The data:
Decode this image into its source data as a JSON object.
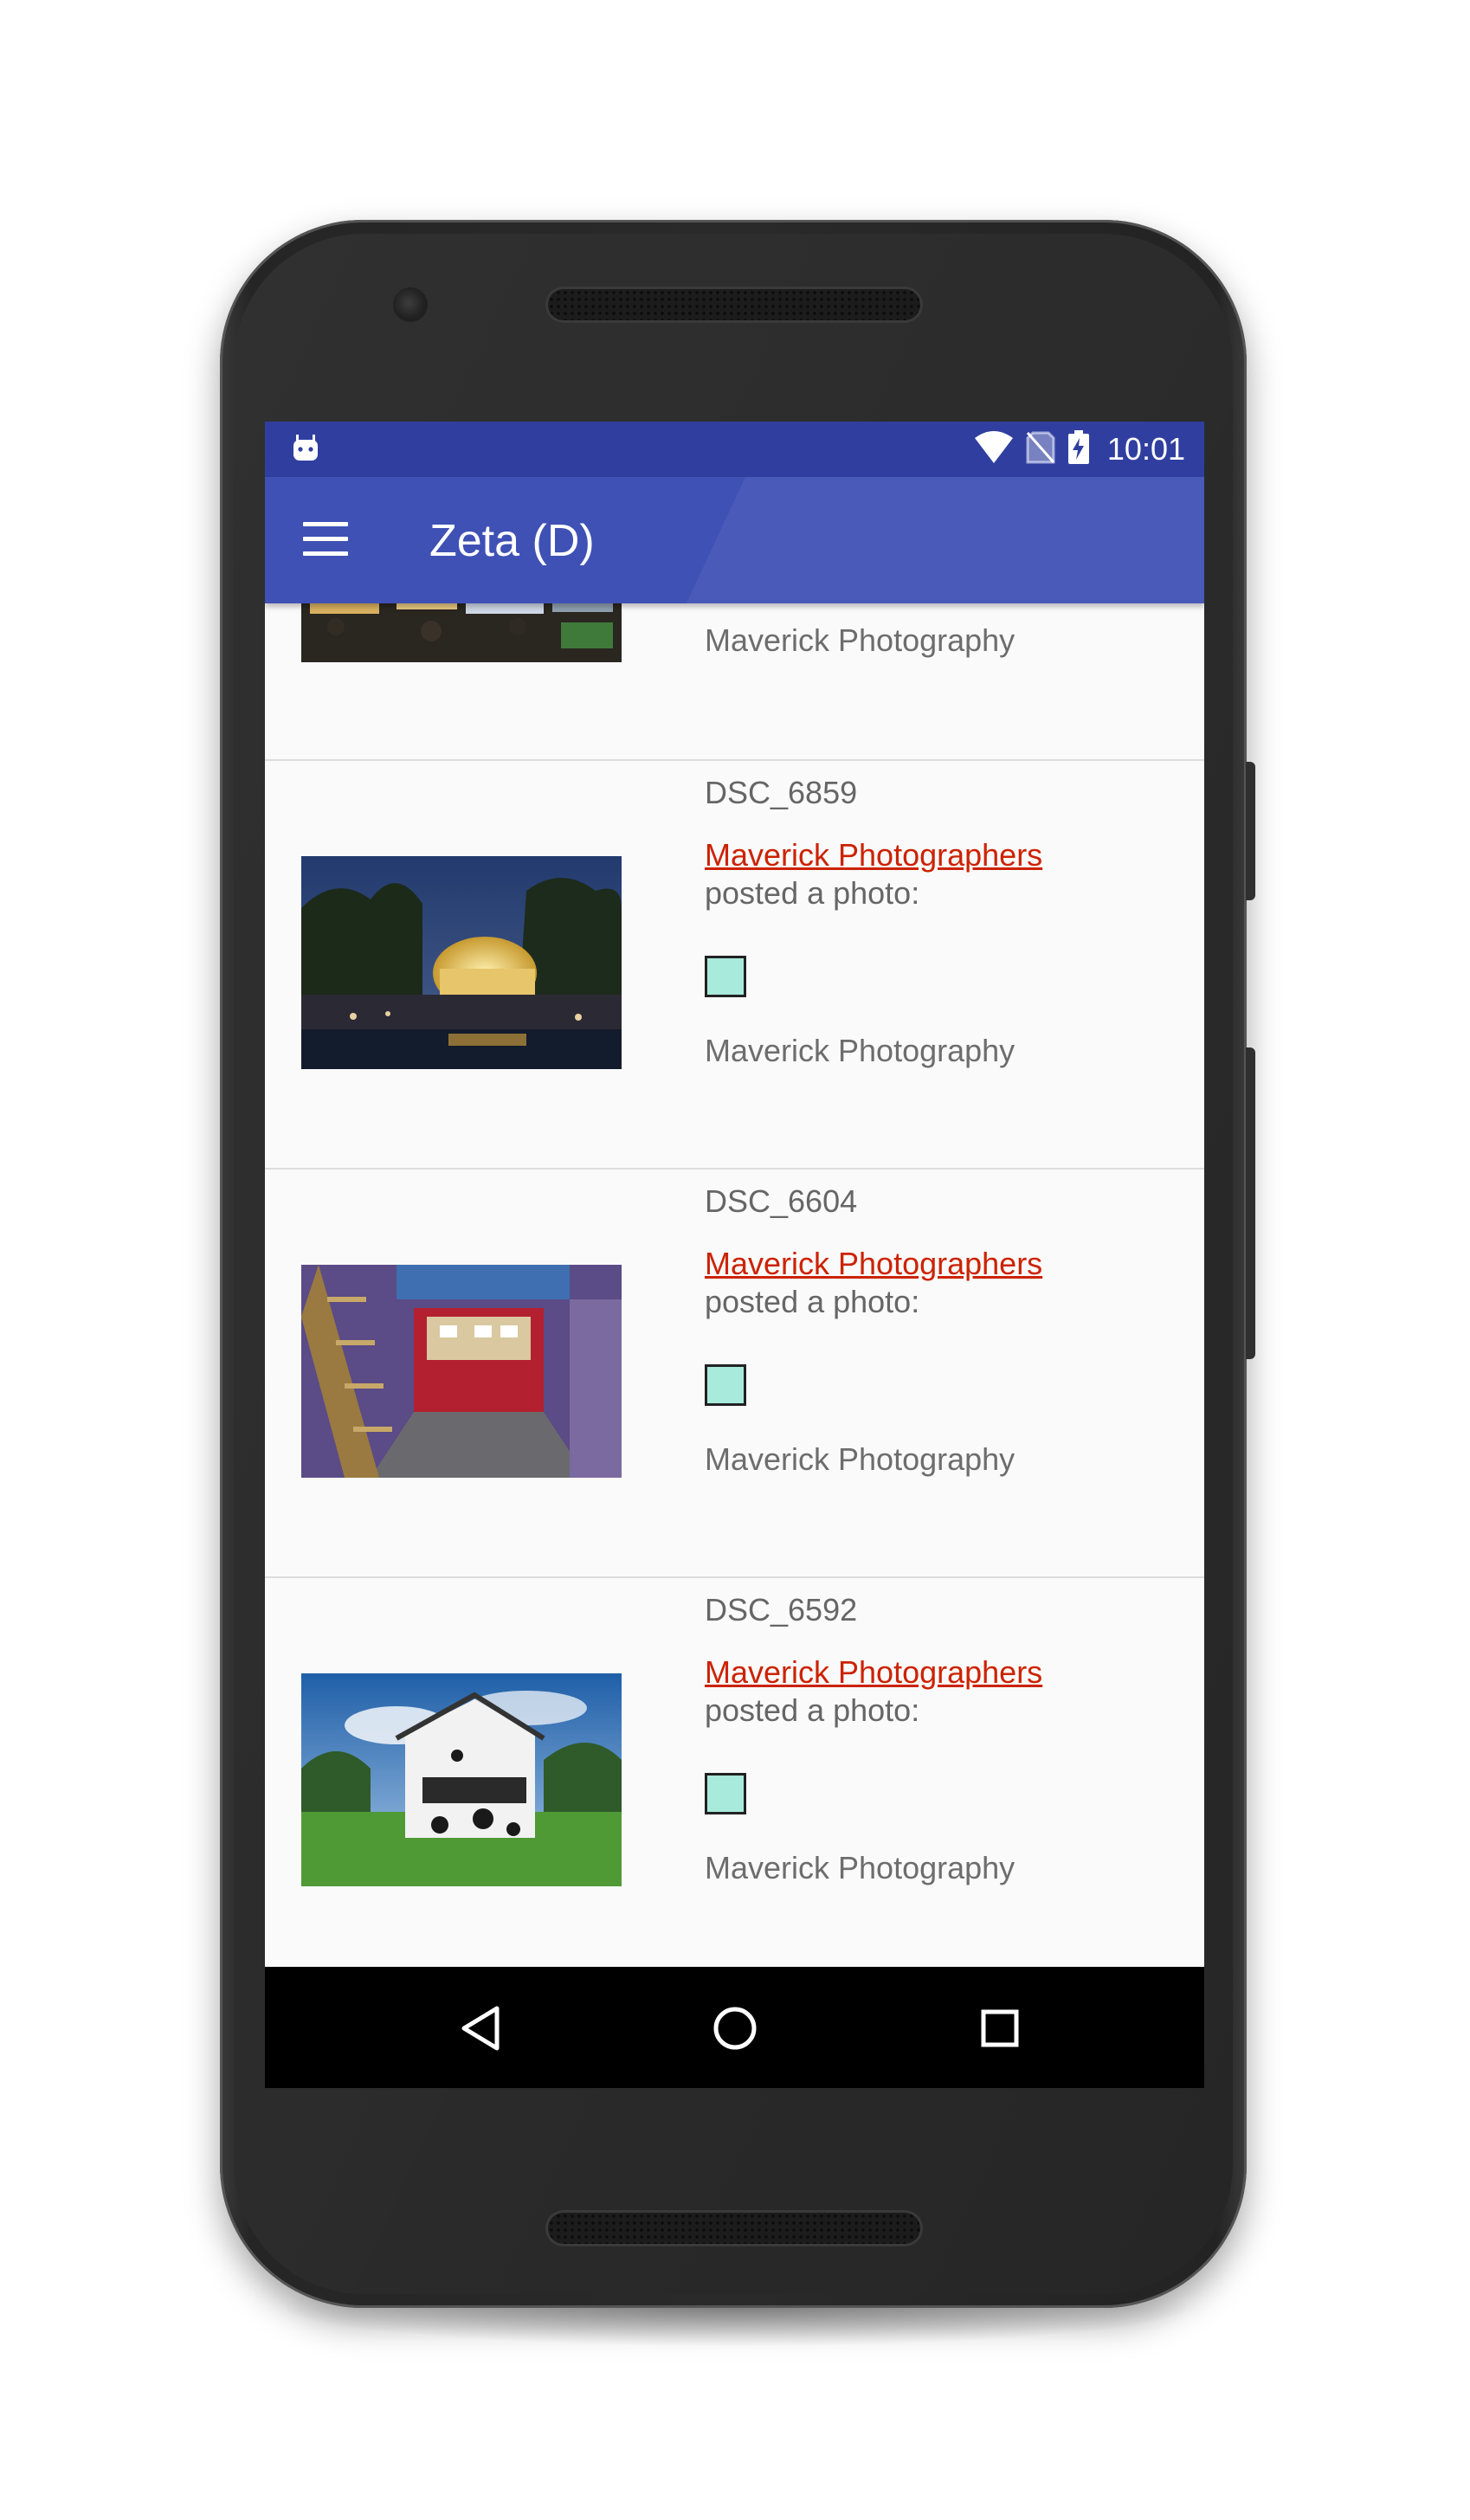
{
  "status_bar": {
    "time": "10:01",
    "icons": [
      "android-debug-icon",
      "wifi-icon",
      "no-sim-icon",
      "battery-charging-icon"
    ]
  },
  "app_bar": {
    "title": "Zeta (D)",
    "menu_icon": "hamburger-menu-icon"
  },
  "feed": {
    "items": [
      {
        "title": "",
        "author": "",
        "action": "",
        "source": "Maverick Photography",
        "image": "night-market-festival-photo"
      },
      {
        "title": "DSC_6859",
        "author": "Maverick Photographers",
        "action": "posted a photo:",
        "source": "Maverick Photography",
        "image": "illuminated-conservatory-night-photo"
      },
      {
        "title": "DSC_6604",
        "author": "Maverick Photographers",
        "action": "posted a photo:",
        "source": "Maverick Photography",
        "image": "red-interior-room-stairs-photo"
      },
      {
        "title": "DSC_6592",
        "author": "Maverick Photographers",
        "action": "posted a photo:",
        "source": "Maverick Photography",
        "image": "cow-pattern-house-field-photo"
      }
    ]
  },
  "colors": {
    "status_bar": "#303f9f",
    "app_bar": "#3f51b5",
    "link": "#cc2200",
    "placeholder_square": "#a8eadb",
    "nav_bar": "#000000"
  },
  "nav_bar": {
    "buttons": [
      "back-icon",
      "home-icon",
      "recents-icon"
    ]
  }
}
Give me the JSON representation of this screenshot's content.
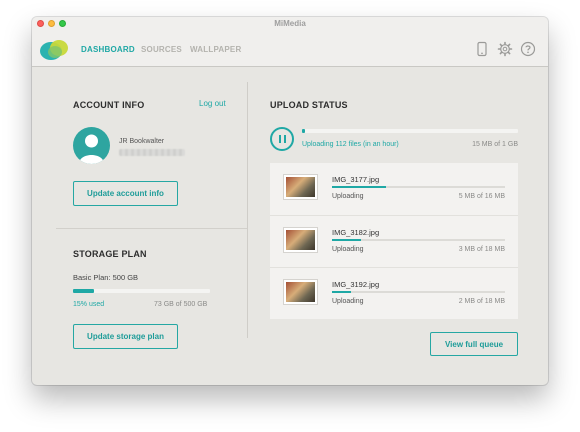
{
  "app": {
    "title": "MiMedia"
  },
  "nav": {
    "tabs": [
      {
        "label": "DASHBOARD",
        "active": true
      },
      {
        "label": "SOURCES",
        "active": false
      },
      {
        "label": "WALLPAPER",
        "active": false
      }
    ],
    "icons": [
      "phone-icon",
      "gear-icon",
      "help-icon"
    ]
  },
  "account": {
    "title": "ACCOUNT INFO",
    "logout_label": "Log out",
    "user_name": "JR Bookwalter",
    "update_button": "Update account info"
  },
  "storage": {
    "title": "STORAGE PLAN",
    "plan_label": "Basic Plan: 500 GB",
    "used_fraction": 0.15,
    "used_label": "15% used",
    "usage_label": "73 GB of 500 GB",
    "update_button": "Update storage plan"
  },
  "upload": {
    "title": "UPLOAD STATUS",
    "summary": "Uploading 112 files (in an hour)",
    "size": "15 MB of 1 GB",
    "overall_fraction": 0.015,
    "items": [
      {
        "name": "IMG_3177.jpg",
        "status": "Uploading",
        "size": "5 MB of 16 MB",
        "progress": 0.31
      },
      {
        "name": "IMG_3182.jpg",
        "status": "Uploading",
        "size": "3 MB of 18 MB",
        "progress": 0.17
      },
      {
        "name": "IMG_3192.jpg",
        "status": "Uploading",
        "size": "2 MB of 18 MB",
        "progress": 0.11
      }
    ],
    "view_queue_button": "View full queue"
  },
  "colors": {
    "accent": "#1fa8a5",
    "background": "#e7e6e2"
  }
}
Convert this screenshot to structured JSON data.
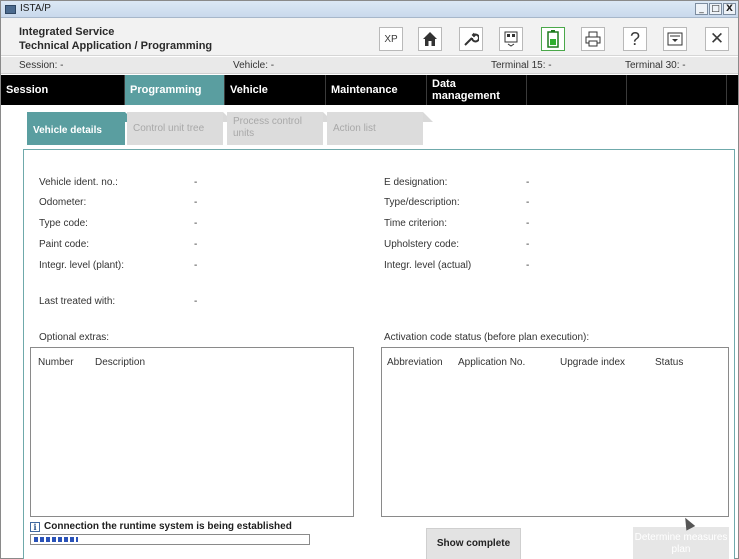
{
  "window": {
    "title": "ISTA/P",
    "min": "_",
    "max": "□",
    "close": "X"
  },
  "header": {
    "brand_line1": "Integrated Service",
    "brand_line2": "Technical Application / Programming",
    "tools": {
      "xp": "XP",
      "home": "⌂",
      "wrench": "🔧",
      "ecu": "▣",
      "battery": "▮",
      "print": "⎙",
      "help": "?",
      "dropdown": "▾",
      "close": "✕"
    }
  },
  "status": {
    "session": "Session:  -",
    "vehicle": "Vehicle:  -",
    "terminal15": "Terminal 15:  -",
    "terminal30": "Terminal 30:  -"
  },
  "nav": {
    "session": "Session",
    "programming": "Programming",
    "vehicle": "Vehicle",
    "maintenance": "Maintenance",
    "data_management": "Data management"
  },
  "tabs": {
    "vehicle_details": "Vehicle details",
    "control_unit_tree": "Control unit tree",
    "process_control_units": "Process control units",
    "action_list": "Action list"
  },
  "details_left": [
    {
      "label": "Vehicle ident. no.:",
      "value": "-"
    },
    {
      "label": "Odometer:",
      "value": "-"
    },
    {
      "label": "Type code:",
      "value": "-"
    },
    {
      "label": "Paint code:",
      "value": "-"
    },
    {
      "label": "Integr. level (plant):",
      "value": "-"
    }
  ],
  "details_right": [
    {
      "label": "E designation:",
      "value": "-"
    },
    {
      "label": "Type/description:",
      "value": "-"
    },
    {
      "label": "Time criterion:",
      "value": "-"
    },
    {
      "label": "Upholstery code:",
      "value": "-"
    },
    {
      "label": "Integr. level (actual)",
      "value": "-"
    }
  ],
  "last_treated": {
    "label": "Last treated with:",
    "value": "-"
  },
  "optional_extras": {
    "title": "Optional extras:",
    "columns": [
      "Number",
      "Description"
    ]
  },
  "activation": {
    "title": "Activation code status (before plan execution):",
    "columns": [
      "Abbreviation",
      "Application No.",
      "Upgrade index",
      "Status"
    ]
  },
  "footer": {
    "info_icon": "i",
    "connection_text": "Connection the runtime system is being established",
    "progress": 0.16,
    "show_complete": "Show complete",
    "determine": "Determine measures plan"
  }
}
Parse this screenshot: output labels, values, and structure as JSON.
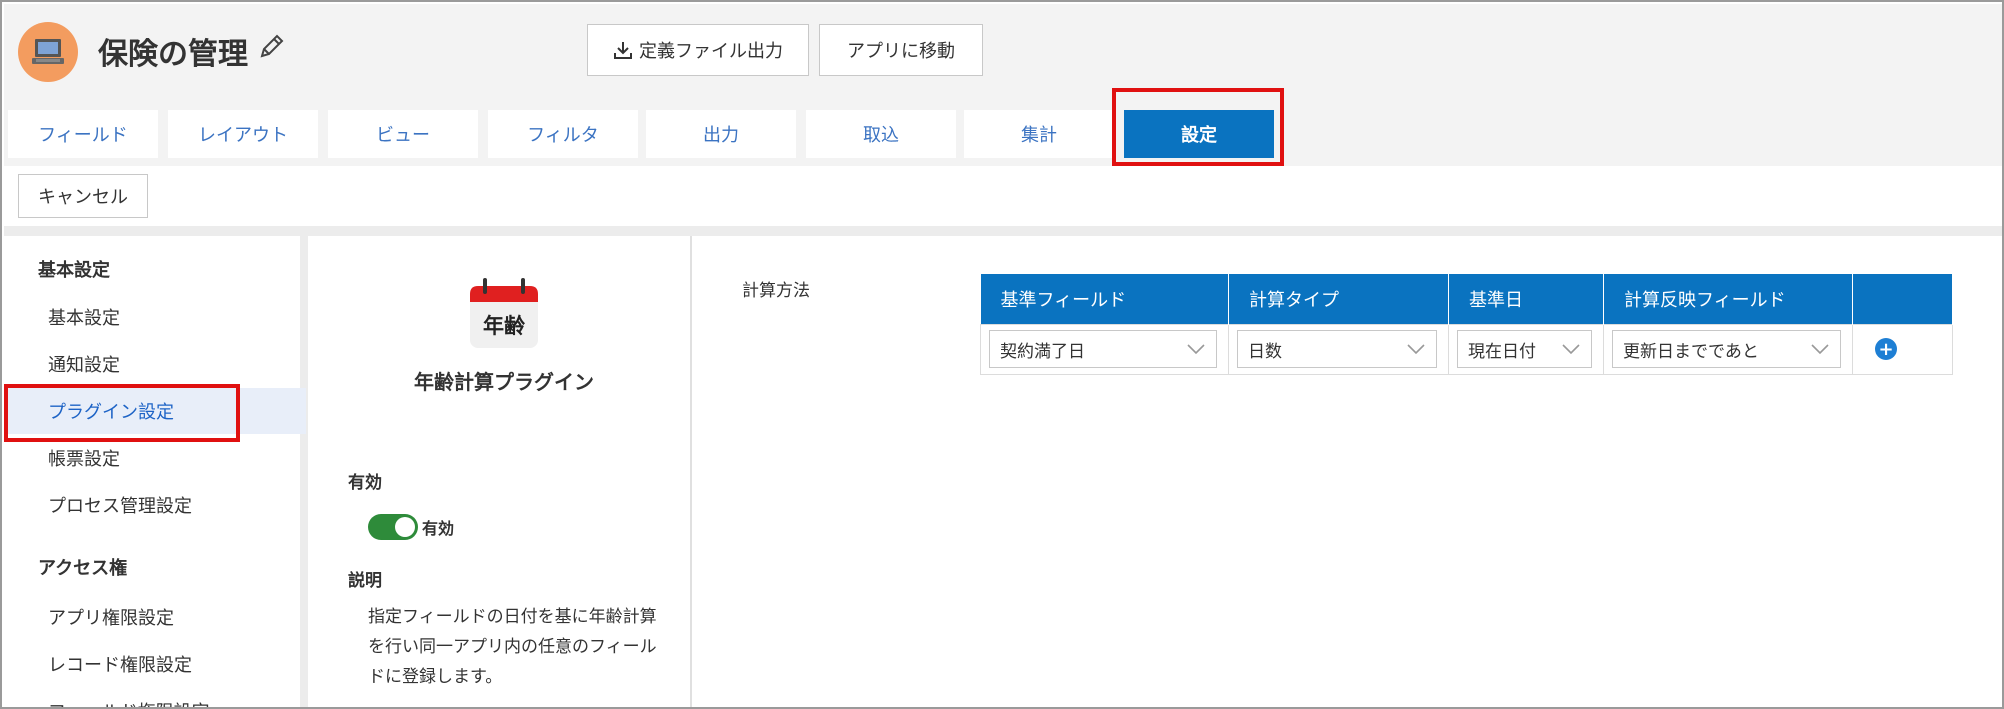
{
  "header": {
    "app_title": "保険の管理",
    "export_label": "定義ファイル出力",
    "goto_app_label": "アプリに移動"
  },
  "tabs": [
    {
      "label": "フィールド"
    },
    {
      "label": "レイアウト"
    },
    {
      "label": "ビュー"
    },
    {
      "label": "フィルタ"
    },
    {
      "label": "出力"
    },
    {
      "label": "取込"
    },
    {
      "label": "集計"
    },
    {
      "label": "設定",
      "active": true
    }
  ],
  "toolbar": {
    "cancel_label": "キャンセル"
  },
  "sidebar": {
    "heading_basic": "基本設定",
    "items_basic": [
      "基本設定",
      "通知設定",
      "プラグイン設定",
      "帳票設定",
      "プロセス管理設定"
    ],
    "heading_access": "アクセス権",
    "items_access": [
      "アプリ権限設定",
      "レコード権限設定",
      "フィールド権限設定"
    ]
  },
  "plugin": {
    "icon_text": "年齢",
    "name": "年齢計算プラグイン",
    "enabled_heading": "有効",
    "enabled_toggle_label": "有効",
    "enabled": true,
    "description_heading": "説明",
    "description": "指定フィールドの日付を基に年齢計算を行い同一アプリ内の任意のフィールドに登録します。"
  },
  "settings": {
    "calc_method_label": "計算方法",
    "table": {
      "headers": [
        "基準フィールド",
        "計算タイプ",
        "基準日",
        "計算反映フィールド",
        ""
      ],
      "row": {
        "base_field": "契約満了日",
        "calc_type": "日数",
        "base_date": "現在日付",
        "target_field": "更新日までであと"
      }
    }
  },
  "colors": {
    "accent": "#0a73c0",
    "highlight": "#e01010",
    "toggle_on": "#2e8b3a",
    "app_icon_bg": "#f39c5f"
  }
}
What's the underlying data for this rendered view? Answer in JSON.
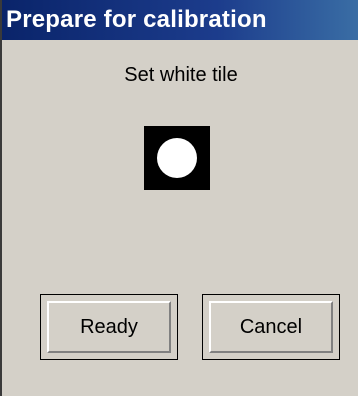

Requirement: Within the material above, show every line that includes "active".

Your solution:
        "active": true
        "active": false
        "active": false
      "active": true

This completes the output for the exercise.